Medicare for All, previously a marginalized demand in the United States (though existing in practice throughout much of the world) is now a central demand of mainstream liberal politics.
The slogan “Abolish ICE” — first raised by grassroots migrant justice activists and lifted up by the Democratic Socialists of America — has been brought into official U.S. politics and even carried onto Capitol Hill by Rep. Alexandria Ocasio-Cortez. The slogan has become so potent that the president and vice president have had to go out of their way to denounce it—something Trump did again in the most recent State of the Union.
Meanwhile, the majority of people in the United States oppose Trump’s wall. And three-quarters of Americans recently told pollsters they think immigration is “a good thing.”
These facts — evidence of a complicated political terrain, but one that has much promise for progressives and the left — show why supporting “border security” rather than centering the rights of migrants in the conversation about migration is not only wrong. It’s also out of step with the progressive trend in U.S. politics.

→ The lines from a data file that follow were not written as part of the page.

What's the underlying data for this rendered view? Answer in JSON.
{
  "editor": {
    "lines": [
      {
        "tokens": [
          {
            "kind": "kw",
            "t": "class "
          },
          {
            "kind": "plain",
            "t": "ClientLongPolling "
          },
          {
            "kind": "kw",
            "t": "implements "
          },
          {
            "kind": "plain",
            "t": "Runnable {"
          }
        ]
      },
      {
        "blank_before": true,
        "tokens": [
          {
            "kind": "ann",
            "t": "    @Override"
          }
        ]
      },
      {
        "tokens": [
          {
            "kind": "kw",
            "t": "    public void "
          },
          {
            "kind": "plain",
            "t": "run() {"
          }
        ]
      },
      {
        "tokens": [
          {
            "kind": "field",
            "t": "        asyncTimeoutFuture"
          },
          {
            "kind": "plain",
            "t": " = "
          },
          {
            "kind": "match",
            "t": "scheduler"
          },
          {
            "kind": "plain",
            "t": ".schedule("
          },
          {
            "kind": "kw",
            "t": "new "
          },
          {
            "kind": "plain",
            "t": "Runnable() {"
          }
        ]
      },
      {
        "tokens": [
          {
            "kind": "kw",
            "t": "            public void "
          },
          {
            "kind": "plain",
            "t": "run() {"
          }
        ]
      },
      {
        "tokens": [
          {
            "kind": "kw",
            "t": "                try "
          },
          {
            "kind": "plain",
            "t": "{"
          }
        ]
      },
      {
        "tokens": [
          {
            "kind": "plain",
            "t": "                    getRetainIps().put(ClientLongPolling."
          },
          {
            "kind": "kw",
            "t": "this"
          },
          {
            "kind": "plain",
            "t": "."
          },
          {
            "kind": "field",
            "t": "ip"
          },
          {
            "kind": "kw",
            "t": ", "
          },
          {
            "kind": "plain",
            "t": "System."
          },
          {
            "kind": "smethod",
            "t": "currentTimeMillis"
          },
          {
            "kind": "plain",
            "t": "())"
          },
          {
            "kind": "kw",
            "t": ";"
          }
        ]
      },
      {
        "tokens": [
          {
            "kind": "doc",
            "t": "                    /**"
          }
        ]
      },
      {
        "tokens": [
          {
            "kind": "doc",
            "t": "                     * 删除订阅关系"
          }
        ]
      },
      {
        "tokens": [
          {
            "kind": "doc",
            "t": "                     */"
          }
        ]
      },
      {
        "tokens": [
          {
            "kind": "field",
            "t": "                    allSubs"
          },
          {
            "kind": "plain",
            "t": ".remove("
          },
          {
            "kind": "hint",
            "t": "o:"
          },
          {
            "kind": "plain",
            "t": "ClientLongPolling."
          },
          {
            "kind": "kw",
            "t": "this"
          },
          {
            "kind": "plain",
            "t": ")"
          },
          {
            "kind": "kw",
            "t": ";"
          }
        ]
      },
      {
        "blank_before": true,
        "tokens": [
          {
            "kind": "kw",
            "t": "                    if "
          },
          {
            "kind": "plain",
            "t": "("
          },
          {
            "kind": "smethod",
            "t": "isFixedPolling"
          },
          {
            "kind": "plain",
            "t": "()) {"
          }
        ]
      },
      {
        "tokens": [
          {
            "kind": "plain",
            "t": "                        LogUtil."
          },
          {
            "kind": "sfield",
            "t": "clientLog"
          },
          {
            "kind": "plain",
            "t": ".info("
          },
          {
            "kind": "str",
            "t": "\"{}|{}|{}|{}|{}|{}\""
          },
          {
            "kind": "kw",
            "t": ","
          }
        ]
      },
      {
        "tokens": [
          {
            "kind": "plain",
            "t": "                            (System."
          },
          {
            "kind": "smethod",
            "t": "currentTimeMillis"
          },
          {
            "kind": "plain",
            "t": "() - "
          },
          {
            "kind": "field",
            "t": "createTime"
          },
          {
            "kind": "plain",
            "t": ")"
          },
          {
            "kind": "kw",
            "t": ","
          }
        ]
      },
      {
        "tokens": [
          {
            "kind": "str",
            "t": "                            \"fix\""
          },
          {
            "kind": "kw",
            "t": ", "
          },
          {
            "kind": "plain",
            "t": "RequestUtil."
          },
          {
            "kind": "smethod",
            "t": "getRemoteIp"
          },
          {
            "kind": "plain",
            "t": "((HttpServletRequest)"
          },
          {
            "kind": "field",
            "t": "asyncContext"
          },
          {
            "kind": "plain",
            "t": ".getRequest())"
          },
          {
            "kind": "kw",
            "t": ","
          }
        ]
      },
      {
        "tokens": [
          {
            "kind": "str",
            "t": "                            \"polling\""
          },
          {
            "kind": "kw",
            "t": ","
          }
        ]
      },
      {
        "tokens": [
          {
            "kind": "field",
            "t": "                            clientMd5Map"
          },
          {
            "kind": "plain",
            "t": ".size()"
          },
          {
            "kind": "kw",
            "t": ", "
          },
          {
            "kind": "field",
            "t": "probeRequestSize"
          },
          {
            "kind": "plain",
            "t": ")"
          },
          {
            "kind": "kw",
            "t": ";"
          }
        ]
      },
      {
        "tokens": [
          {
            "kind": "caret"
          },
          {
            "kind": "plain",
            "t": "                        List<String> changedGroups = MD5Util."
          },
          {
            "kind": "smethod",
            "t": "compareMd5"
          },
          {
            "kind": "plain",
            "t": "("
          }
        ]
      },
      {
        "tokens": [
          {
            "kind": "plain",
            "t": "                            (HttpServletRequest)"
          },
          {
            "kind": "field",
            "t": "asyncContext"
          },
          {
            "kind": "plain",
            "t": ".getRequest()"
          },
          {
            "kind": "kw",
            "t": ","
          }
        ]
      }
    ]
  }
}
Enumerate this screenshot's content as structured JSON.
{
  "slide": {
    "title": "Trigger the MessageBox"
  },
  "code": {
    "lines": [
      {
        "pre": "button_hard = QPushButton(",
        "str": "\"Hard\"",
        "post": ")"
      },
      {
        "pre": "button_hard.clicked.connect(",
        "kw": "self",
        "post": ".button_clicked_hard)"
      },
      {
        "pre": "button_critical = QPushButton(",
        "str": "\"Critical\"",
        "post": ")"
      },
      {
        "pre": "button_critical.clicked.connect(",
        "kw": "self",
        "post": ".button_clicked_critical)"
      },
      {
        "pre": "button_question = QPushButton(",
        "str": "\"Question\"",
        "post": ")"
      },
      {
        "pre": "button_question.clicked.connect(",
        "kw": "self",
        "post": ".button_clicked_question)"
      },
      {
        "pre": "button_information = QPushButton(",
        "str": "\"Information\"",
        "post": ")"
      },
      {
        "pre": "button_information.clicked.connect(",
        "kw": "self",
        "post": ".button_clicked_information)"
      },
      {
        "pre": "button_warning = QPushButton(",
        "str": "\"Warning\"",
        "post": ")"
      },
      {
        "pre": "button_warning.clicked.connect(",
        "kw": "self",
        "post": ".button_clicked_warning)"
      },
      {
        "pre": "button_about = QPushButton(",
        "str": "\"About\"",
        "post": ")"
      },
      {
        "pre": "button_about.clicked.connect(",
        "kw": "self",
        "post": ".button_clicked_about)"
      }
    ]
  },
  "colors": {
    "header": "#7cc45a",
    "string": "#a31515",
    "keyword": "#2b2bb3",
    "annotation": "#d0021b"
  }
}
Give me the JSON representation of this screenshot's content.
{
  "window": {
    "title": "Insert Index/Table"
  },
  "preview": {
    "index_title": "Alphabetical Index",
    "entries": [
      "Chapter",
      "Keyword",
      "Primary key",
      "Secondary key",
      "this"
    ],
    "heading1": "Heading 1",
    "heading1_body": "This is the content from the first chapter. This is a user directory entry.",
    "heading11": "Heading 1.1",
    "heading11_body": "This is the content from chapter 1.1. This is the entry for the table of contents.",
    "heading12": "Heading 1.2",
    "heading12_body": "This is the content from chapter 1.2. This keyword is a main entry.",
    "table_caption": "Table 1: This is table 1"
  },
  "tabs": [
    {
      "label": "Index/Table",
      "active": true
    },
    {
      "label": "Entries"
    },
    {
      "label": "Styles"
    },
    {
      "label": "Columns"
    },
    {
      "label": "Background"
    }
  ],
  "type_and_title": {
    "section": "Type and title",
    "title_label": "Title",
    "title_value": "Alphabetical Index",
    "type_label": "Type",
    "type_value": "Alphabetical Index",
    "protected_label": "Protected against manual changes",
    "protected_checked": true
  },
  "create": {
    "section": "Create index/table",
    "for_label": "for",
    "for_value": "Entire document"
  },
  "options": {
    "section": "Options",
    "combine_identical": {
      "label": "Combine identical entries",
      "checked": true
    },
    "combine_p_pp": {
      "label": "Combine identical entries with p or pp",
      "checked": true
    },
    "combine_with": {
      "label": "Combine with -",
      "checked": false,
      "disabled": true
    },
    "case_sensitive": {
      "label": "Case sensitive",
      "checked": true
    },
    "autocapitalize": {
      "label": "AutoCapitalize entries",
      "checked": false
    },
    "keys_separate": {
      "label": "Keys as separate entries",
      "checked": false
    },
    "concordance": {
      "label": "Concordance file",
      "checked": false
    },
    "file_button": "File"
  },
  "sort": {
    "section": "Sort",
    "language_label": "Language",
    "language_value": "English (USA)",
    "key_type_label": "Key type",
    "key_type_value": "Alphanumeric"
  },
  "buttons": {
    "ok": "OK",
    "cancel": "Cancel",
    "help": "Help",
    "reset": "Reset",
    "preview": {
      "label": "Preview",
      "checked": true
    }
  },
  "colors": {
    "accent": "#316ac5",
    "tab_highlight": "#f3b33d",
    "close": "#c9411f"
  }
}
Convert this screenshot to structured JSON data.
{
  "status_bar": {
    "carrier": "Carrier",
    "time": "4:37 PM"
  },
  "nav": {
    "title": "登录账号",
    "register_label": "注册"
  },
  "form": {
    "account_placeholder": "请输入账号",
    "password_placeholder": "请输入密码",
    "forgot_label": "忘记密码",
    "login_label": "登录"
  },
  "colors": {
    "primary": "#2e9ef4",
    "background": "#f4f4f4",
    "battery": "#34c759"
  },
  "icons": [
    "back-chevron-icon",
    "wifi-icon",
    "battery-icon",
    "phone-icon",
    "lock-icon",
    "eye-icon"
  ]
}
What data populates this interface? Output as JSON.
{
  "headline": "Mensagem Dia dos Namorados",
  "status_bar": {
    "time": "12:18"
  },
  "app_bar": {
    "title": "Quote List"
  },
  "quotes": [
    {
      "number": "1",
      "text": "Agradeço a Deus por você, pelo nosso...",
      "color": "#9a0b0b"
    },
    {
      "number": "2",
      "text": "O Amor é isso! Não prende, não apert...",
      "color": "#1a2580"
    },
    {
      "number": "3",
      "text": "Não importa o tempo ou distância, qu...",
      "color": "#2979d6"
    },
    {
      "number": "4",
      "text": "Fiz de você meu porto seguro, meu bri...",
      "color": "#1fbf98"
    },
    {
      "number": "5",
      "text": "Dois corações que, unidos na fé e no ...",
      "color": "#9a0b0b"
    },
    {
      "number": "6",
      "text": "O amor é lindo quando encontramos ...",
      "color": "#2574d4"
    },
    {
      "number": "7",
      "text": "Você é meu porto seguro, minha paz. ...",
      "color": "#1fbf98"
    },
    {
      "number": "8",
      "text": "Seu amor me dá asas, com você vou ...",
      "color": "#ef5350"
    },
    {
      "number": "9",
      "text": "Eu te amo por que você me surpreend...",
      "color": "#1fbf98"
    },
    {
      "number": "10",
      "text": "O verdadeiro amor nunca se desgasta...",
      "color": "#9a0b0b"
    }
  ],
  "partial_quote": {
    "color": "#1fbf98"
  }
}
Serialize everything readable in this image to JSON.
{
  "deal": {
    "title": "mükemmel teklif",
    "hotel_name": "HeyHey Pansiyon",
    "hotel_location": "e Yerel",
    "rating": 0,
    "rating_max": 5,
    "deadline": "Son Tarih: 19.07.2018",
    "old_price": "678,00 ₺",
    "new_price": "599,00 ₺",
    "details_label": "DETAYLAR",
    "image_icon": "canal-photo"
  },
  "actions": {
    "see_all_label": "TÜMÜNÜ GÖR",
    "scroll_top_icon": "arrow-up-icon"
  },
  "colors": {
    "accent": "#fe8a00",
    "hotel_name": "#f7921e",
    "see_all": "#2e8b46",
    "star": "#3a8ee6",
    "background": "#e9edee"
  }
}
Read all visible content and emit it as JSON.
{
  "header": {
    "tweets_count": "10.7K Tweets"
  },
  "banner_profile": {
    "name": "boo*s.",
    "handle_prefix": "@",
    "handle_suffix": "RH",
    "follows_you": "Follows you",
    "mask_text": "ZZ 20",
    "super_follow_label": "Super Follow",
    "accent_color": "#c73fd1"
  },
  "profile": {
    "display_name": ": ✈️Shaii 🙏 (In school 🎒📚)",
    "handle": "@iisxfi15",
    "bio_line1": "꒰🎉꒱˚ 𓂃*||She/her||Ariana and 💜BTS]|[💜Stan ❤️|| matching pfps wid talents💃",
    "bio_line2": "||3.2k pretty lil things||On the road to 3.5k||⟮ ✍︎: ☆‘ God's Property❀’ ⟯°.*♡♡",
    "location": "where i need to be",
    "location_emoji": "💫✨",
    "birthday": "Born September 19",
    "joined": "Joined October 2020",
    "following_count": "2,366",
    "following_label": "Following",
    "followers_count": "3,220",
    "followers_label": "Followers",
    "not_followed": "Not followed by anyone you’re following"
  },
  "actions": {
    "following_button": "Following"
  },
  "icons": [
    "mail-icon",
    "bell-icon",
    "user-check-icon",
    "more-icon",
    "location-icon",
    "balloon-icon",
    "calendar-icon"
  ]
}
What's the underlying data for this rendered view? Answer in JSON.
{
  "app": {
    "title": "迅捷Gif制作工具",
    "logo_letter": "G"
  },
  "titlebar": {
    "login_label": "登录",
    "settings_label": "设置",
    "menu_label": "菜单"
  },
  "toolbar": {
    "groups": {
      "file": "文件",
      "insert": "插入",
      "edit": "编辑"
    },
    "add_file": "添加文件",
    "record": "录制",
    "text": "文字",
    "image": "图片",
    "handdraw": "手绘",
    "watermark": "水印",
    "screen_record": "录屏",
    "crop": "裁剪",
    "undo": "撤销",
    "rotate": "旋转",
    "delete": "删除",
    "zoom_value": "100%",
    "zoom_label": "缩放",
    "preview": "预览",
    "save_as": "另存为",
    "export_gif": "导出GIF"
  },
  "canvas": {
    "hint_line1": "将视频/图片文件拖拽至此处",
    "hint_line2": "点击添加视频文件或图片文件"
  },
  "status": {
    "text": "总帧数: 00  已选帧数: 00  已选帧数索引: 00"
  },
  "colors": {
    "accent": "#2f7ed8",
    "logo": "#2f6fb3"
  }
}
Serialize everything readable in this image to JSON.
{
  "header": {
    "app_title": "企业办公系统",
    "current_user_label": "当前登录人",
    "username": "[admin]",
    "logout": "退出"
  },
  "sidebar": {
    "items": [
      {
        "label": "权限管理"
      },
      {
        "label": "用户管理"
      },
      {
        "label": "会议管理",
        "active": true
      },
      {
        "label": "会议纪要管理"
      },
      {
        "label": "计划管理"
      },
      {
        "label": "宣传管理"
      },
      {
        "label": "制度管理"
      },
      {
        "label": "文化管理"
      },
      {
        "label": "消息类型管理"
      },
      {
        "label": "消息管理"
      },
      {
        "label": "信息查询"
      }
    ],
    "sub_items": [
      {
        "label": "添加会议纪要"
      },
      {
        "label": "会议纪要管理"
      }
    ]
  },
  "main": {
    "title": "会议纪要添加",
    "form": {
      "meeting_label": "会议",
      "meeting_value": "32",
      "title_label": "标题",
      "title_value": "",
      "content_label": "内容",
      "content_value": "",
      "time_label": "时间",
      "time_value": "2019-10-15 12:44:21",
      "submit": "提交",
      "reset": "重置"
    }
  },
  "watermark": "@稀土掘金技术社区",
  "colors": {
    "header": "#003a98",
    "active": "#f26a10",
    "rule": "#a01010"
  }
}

While demanding open borders may seem like a marginal position in U.S. politics now, keep in mind that “build the wall” was on the fringe until recently.
Let’s consider some of the above:
Is there actually a “fundamental human right of movement”? Or is this one of those “it would be nice if” kinds of things that conflict with other “it would be nice” things to present us with trade-offs involving difficult choices. Specifically, giving people from places without social safety nets the “right” to move unimpeded to places with social safety nets could (actually will without doubt) result in massive increases in demand for, and cost of, education, housing and health care for host country taxpayers.
Given their high cost and unpredictable timing, are open borders really “a political winner for the left”? This takes us back to our newly wide-open political debate in which everyone’s fever dreams now get equal time. In any large society there are people who believe that invading and subjugating every country that doesn’t obey us is a great idea, that printing unlimited amounts of paper currency increases national wealth, that secret government spying programs make us “more free,” that workers produce all the value inherent in a given product while capital adds zero value (therefore if we just nationalize all the big companies and fire the capitalists…). It goes on and on, because the fringes of society host a near-infinite number of reasonable-sounding but ultimately crazy ideas.
A decade ago, most such policies were only discussed seriously in Marxism seminars and militia compounds, for good reason: The average non-ideologue can spot their fatal flaws pretty quickly.
But now these ideas’ fans only have to preface them with “in the world’s richest country we ought to be able to…” and the glow of unlimited spendable cash turns ideological sow’s ear into mainstream political silk purse.
So open borders could indeed, for a little while, attract some votes. But not for long because the fatal flaw – millions of immigrants swamping public services – will be both easy to explain and hard to defend in debates.
And if it open borders somehow survive electoral scrutiny and end up being enacted, the resulting chaos will give the policy a very short lifespan – much shorter than, say, Prohibition.
But wait, don’t a lot of libertarians also favor open borders? They do indeed, but with the explicit (maybe even gleeful) understanding that free movement of people from developing to developed world will swamp – and thus end – the latter’s social safety nets, an outcome libertarians like because welfare, Medicaid etc., are not legitimate functions of government. So in this case progressives and libertarians are natural allies only for the first phase of open borders.